My introduction to Daido Moriyama was another of those random bookstore finds, Record No.6. At the time I knew nothing at all about the photographer but the images... high contrast black and white, gritty and immediate, fractured and dislocated. This was the city, this was my experience of the city. Record No.6 was the first body of work I had seen that captured what I was seeing and experiencing around me. It was the first photography book I ever bought. It made me want to see more. It made me want to take more pictures.
“I have always felt that the world is an erotic place. As I walk through it my senses are reaching out. And I am drawn to all sorts of things. For me cities are enormous bodies of people’s desires. And as I search for my own desires within them, I slice into time, seeing the moment. That’s the kind of camera work I like.” -Daido Moriyama
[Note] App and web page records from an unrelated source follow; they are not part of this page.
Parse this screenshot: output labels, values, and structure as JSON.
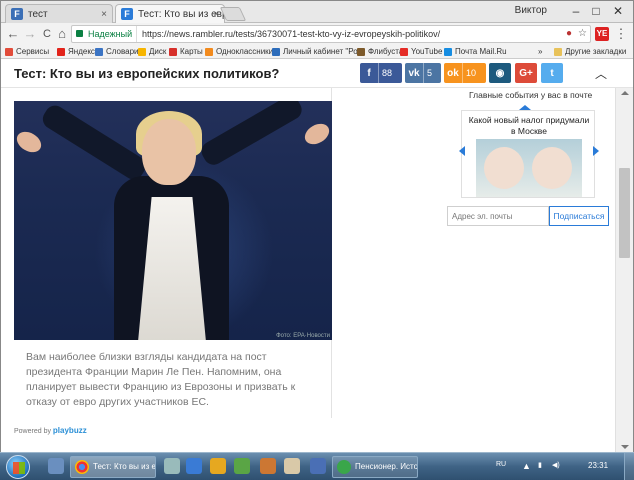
{
  "browser": {
    "tabs": [
      {
        "label": "тест",
        "favicon": "F",
        "favicon_color": "#3b6fb6"
      },
      {
        "label": "Тест: Кто вы из европейс",
        "favicon": "F",
        "favicon_color": "#2a7bd8"
      }
    ],
    "tab_close": "×",
    "user_name": "Виктор",
    "window_controls": {
      "minimize": "–",
      "maximize": "□",
      "close": "✕"
    },
    "nav": {
      "back": "←",
      "forward": "→",
      "reload": "C",
      "home": "⌂"
    },
    "address": {
      "secure_label": "Надежный",
      "url": "https://news.rambler.ru/tests/36730071-test-kto-vy-iz-evropeyskih-politikov/"
    },
    "ext_badge": "YE",
    "menu": "⋮",
    "bookmarks": [
      {
        "label": "Сервисы",
        "color": "#e24c3a"
      },
      {
        "label": "Яндекс",
        "color": "#e2231a"
      },
      {
        "label": "Словари",
        "color": "#3b74c4"
      },
      {
        "label": "Диск",
        "color": "#f7b500"
      },
      {
        "label": "Карты",
        "color": "#d7302b"
      },
      {
        "label": "Одноклассники",
        "color": "#f28a1d"
      },
      {
        "label": "Личный кабинет \"Ро",
        "color": "#2d6dbb"
      },
      {
        "label": "Флибуста",
        "color": "#7d5a2b"
      },
      {
        "label": "YouTube",
        "color": "#e52d27"
      },
      {
        "label": "Почта Mail.Ru",
        "color": "#168de2"
      }
    ],
    "bookmarks_more": "»",
    "other_bookmarks": "Другие закладки"
  },
  "page": {
    "title": "Тест: Кто вы из европейских политиков?",
    "share": [
      {
        "network": "facebook",
        "glyph": "f",
        "count": "88",
        "color": "#3b5998"
      },
      {
        "network": "vkontakte",
        "glyph": "vk",
        "count": "5",
        "color": "#4c75a3"
      },
      {
        "network": "odnoklassniki",
        "glyph": "ok",
        "count": "10",
        "color": "#f7931e"
      },
      {
        "network": "livejournal",
        "glyph": "◉",
        "color": "#1d5a7e"
      },
      {
        "network": "googleplus",
        "glyph": "G+",
        "color": "#dd4b39"
      },
      {
        "network": "twitter",
        "glyph": "t",
        "color": "#55acee"
      }
    ],
    "collapse": "︿",
    "quiz": {
      "result_text": "Вам наиболее близки взгляды кандидата на пост президента Франции Марин Ле Пен. Напомним, она планирует вывести Францию из Еврозоны и призвать к отказу от евро других участников ЕС.",
      "photo_credit": "Фото: EPA·Новости"
    },
    "powered_by": "Powered by",
    "powered_brand": "playbuzz",
    "sidebar": {
      "widget_title": "Главные события у вас в почте",
      "headline": "Какой новый налог придумали в Москве",
      "email_placeholder": "Адрес эл. почты",
      "subscribe": "Подписаться"
    }
  },
  "taskbar": {
    "tasks": [
      {
        "label": "Тест: Кто вы из европ...",
        "color": "#2a7bd8"
      },
      {
        "label": "Пенсионер. Истори...",
        "color": "#3aa64a"
      }
    ],
    "lang": "RU",
    "time": "23:31"
  }
}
As I learned more about the photographer I also fell in love with the idea of publishing these small magazines. There is something about the format, they not only make work affordable but there is something of the precious in them as well. Moriyama describes the books in the Kiroku (Record) series as a "self published personal photo journal" and "as an arbitrary selection of favorite photos". For some reason they make me think of my record collection... of placing the needle in the groove and just sitting back. Looking through them is akin to the feeling of holding a record cover in your hands and just listening. Contemplation... they open up to looking, seeing. In the age of the internet this is a rare commodity.
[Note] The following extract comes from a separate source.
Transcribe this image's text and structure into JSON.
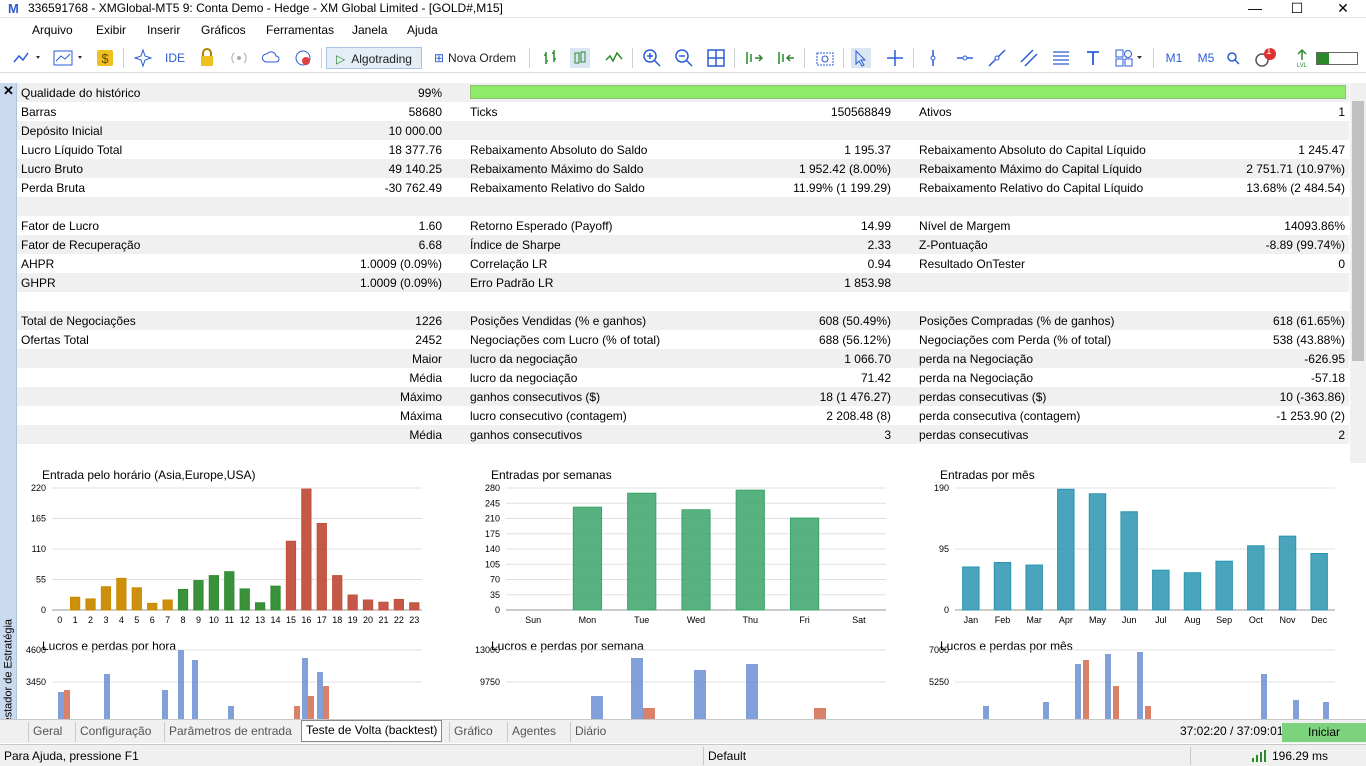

I am a little surprised at the images I am choosing for this post. It was meant to be me thinking about street photography but is mutating into something else. Images that capture me. Images I wish I had taken. And I think that is what is so special about Daido Moriyama. This contemplation... this seeing. He has been photographing Tokyo for 50+ years. It would be impossible to sum up his work in a handful of images and a few disjointed paragraphs.
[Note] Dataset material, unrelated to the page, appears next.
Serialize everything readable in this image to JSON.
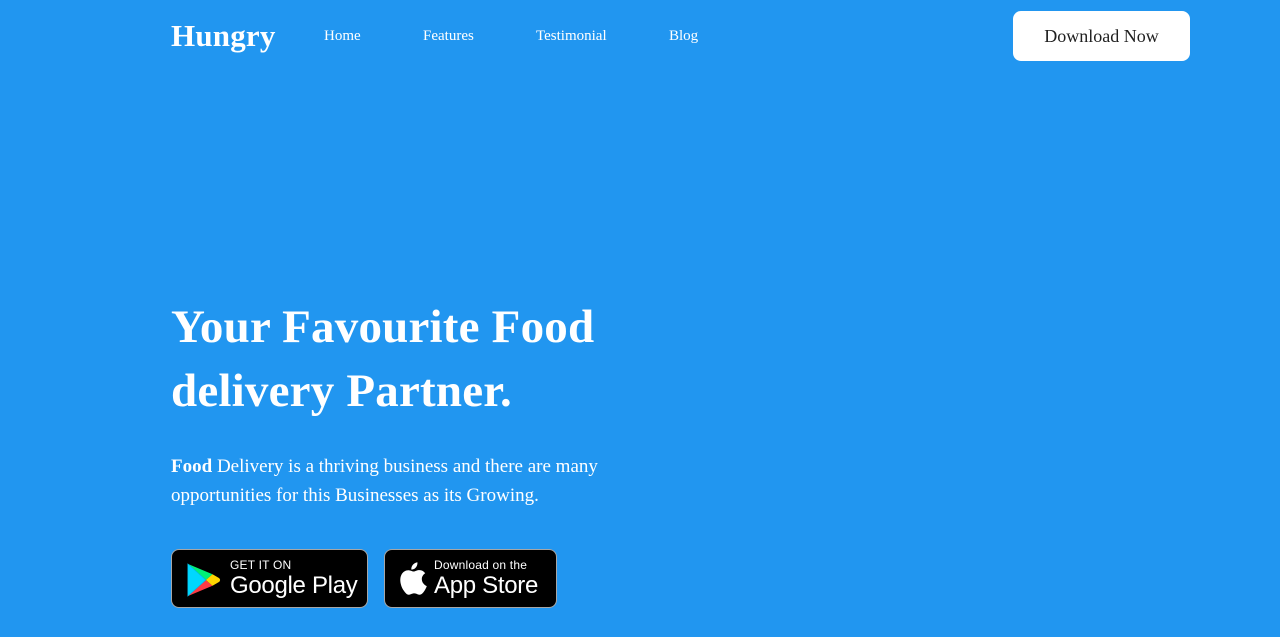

It is his commitment to photographic seeing.. his love of Tokyo.. that inspires me. I am beginning to think that good photography is less and less about some dynamic moment... that one image that crystalizes in front of you. Projects completed and filed away. Photography is life... it flows, histories get rewritten... new connections are made, new doors open. For me this is the essence of street photography. That continued quest, an intimate involvement with your subject, a personal vision that comes through in your work. Daido Moriyama exemplifies all of these things.